## PROBLEM
Reproduce each line from the records that holds "PERT图".
** EXTRACTED INFORMATION follows **
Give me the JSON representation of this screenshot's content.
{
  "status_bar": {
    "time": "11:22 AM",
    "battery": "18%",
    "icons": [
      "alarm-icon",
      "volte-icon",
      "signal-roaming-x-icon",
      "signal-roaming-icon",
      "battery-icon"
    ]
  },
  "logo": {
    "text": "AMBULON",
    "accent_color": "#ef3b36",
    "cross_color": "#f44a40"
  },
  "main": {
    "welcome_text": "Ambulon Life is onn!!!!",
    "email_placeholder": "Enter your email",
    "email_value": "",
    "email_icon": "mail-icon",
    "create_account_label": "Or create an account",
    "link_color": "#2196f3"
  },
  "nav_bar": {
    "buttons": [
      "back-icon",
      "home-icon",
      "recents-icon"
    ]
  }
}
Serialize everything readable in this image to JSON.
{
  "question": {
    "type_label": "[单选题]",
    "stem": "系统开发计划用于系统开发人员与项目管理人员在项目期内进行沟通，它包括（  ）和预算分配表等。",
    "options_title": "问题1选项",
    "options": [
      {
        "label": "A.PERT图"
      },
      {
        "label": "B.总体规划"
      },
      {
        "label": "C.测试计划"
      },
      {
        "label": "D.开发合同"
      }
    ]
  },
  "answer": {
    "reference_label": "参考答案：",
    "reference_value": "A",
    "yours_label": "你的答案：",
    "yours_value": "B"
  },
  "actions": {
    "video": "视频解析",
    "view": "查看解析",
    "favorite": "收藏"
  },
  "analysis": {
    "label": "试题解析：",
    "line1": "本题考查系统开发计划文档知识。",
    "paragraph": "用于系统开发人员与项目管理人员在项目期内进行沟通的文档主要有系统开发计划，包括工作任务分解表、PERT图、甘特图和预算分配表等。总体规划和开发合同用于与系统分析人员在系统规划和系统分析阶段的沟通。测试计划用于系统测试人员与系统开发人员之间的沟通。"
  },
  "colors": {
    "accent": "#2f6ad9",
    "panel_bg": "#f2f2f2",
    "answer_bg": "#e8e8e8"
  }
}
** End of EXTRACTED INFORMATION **
## WORKED SOLUTION
        "label": "A.PERT图"
    "paragraph": "用于系统开发人员与项目管理人员在项目期内进行沟通的文档主要有系统开发计划，包括工作任务分解表、PERT图、甘特图和预算分配表等。总体规划和开发合同用于与系统分析人员在系统规划和系统分析阶段的沟通。测试计划用于系统测试人员与系统开发人员之间的沟通。"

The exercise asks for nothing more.